### Task requirements
Taking each line of the records in turn, count those containing "icon" and report only the number.
START Given records
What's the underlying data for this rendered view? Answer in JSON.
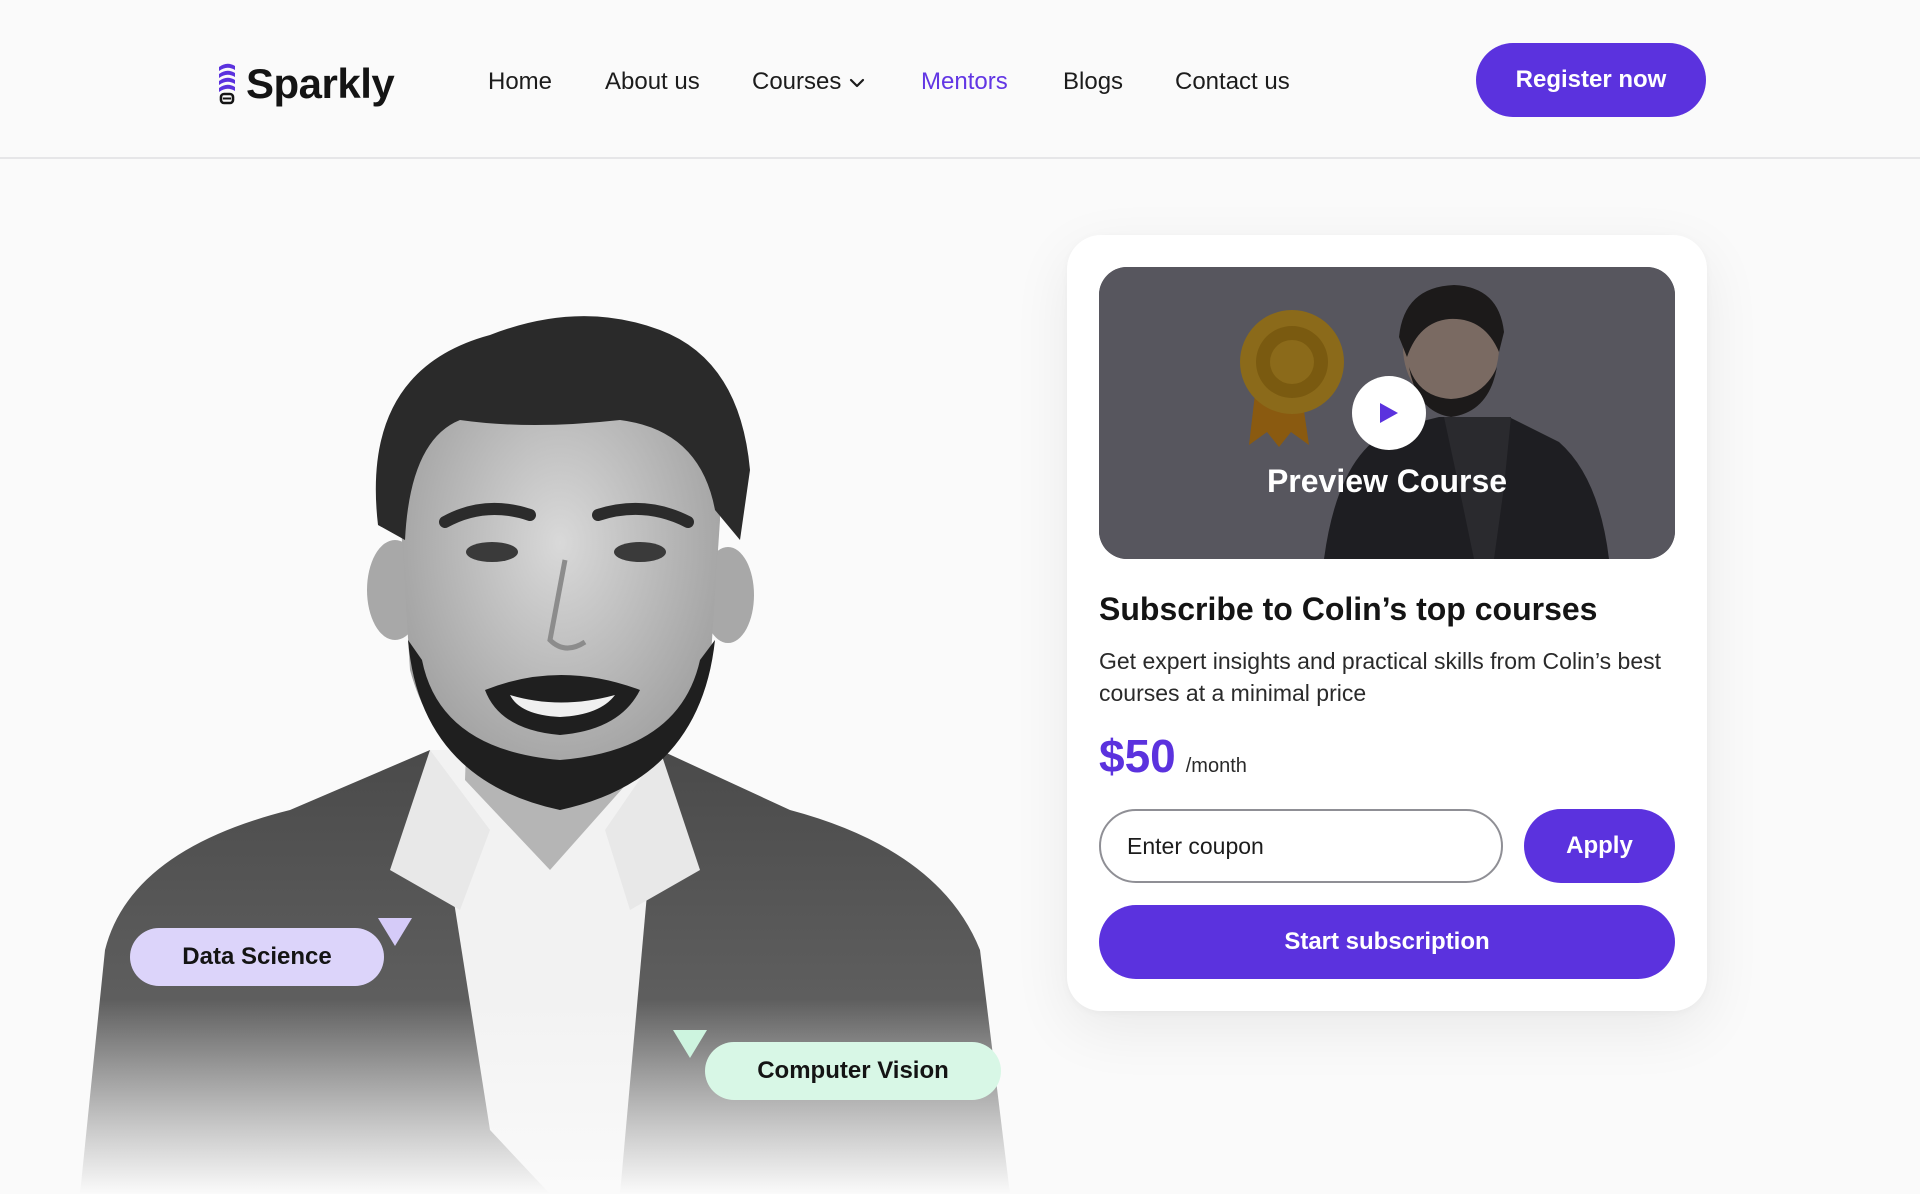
{
  "brand": {
    "name": "Sparkly",
    "accent": "#5b32de",
    "logo_icon": "lightbulb-spiral-icon"
  },
  "nav": {
    "items": [
      {
        "label": "Home",
        "active": false
      },
      {
        "label": "About us",
        "active": false
      },
      {
        "label": "Courses",
        "active": false,
        "icon": "chevron-down-icon"
      },
      {
        "label": "Mentors",
        "active": true
      },
      {
        "label": "Blogs",
        "active": false
      },
      {
        "label": "Contact us",
        "active": false
      }
    ],
    "cta_label": "Register now"
  },
  "hero": {
    "portrait": "mentor-portrait",
    "tags": [
      {
        "label": "Data Science",
        "color": "#dcd4fa"
      },
      {
        "label": "Computer Vision",
        "color": "#d8f7e6"
      }
    ]
  },
  "subscription": {
    "video_label": "Preview Course",
    "play_icon": "play-icon",
    "title": "Subscribe to Colin’s top courses",
    "description": "Get expert insights and practical skills from Colin’s best courses at a minimal price",
    "price": "$50",
    "period": "/month",
    "coupon_placeholder": "Enter coupon",
    "coupon_value": "",
    "apply_label": "Apply",
    "start_label": "Start subscription"
  }
}
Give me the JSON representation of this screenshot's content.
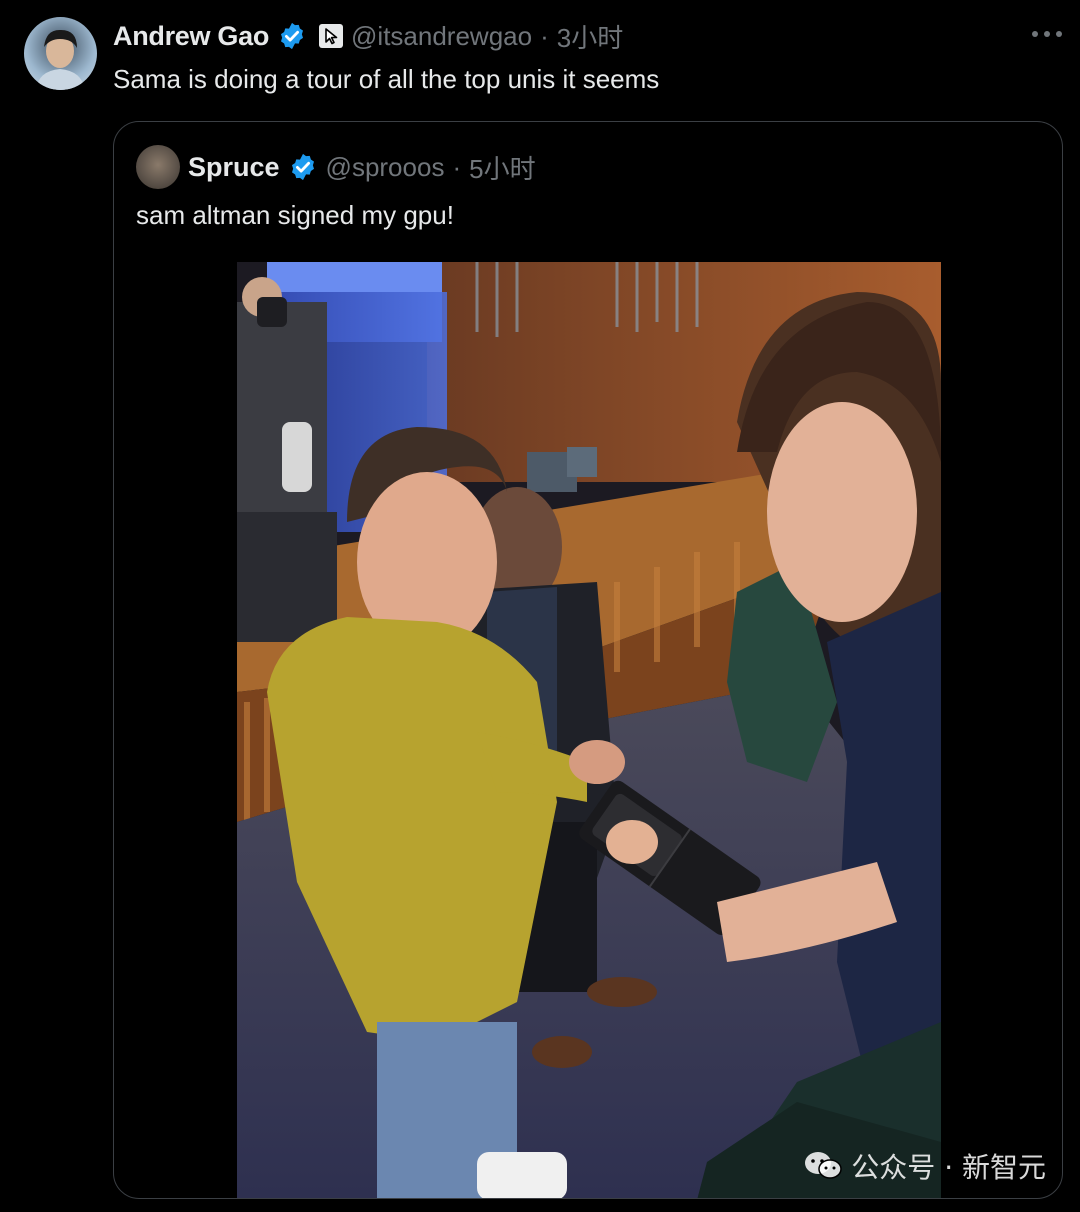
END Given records
### Response area
3